▶ _Work to complete_:
What lines below contain the word "desc"? Please pull each one out.

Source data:
== Segment start ==
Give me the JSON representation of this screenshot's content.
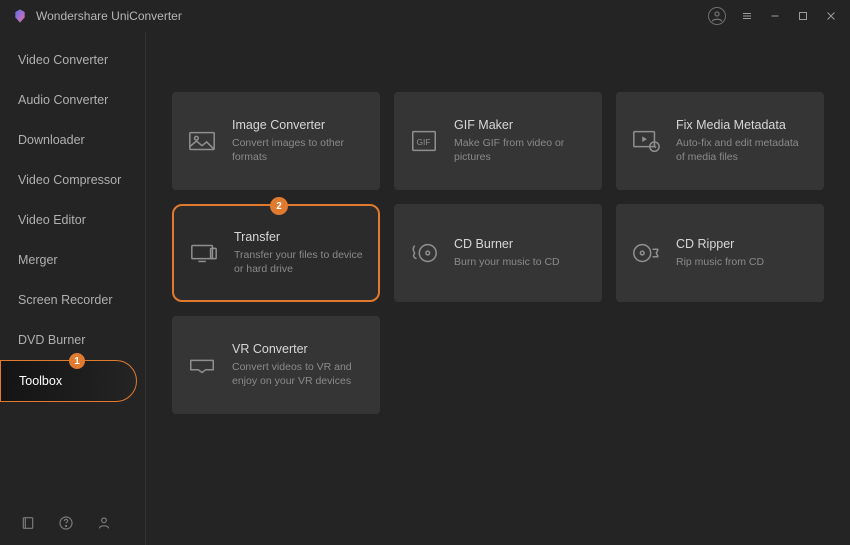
{
  "app": {
    "title": "Wondershare UniConverter"
  },
  "accent": "#e07a2e",
  "sidebar": {
    "items": [
      {
        "label": "Video Converter"
      },
      {
        "label": "Audio Converter"
      },
      {
        "label": "Downloader"
      },
      {
        "label": "Video Compressor"
      },
      {
        "label": "Video Editor"
      },
      {
        "label": "Merger"
      },
      {
        "label": "Screen Recorder"
      },
      {
        "label": "DVD Burner"
      },
      {
        "label": "Toolbox",
        "active": true,
        "badge": "1"
      }
    ]
  },
  "cards": [
    {
      "title": "Image Converter",
      "desc": "Convert images to other formats"
    },
    {
      "title": "GIF Maker",
      "desc": "Make GIF from video or pictures"
    },
    {
      "title": "Fix Media Metadata",
      "desc": "Auto-fix and edit metadata of media files"
    },
    {
      "title": "Transfer",
      "desc": "Transfer your files to device or hard drive",
      "highlight": true,
      "badge": "2"
    },
    {
      "title": "CD Burner",
      "desc": "Burn your music to CD"
    },
    {
      "title": "CD Ripper",
      "desc": "Rip music from CD"
    },
    {
      "title": "VR Converter",
      "desc": "Convert videos to VR and enjoy on your VR devices"
    }
  ]
}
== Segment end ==
▶ _Exercise output_:
      "desc": "Convert images to other formats"
      "desc": "Make GIF from video or pictures"
      "desc": "Auto-fix and edit metadata of media files"
      "desc": "Transfer your files to device or hard drive",
      "desc": "Burn your music to CD"
      "desc": "Rip music from CD"
      "desc": "Convert videos to VR and enjoy on your VR devices"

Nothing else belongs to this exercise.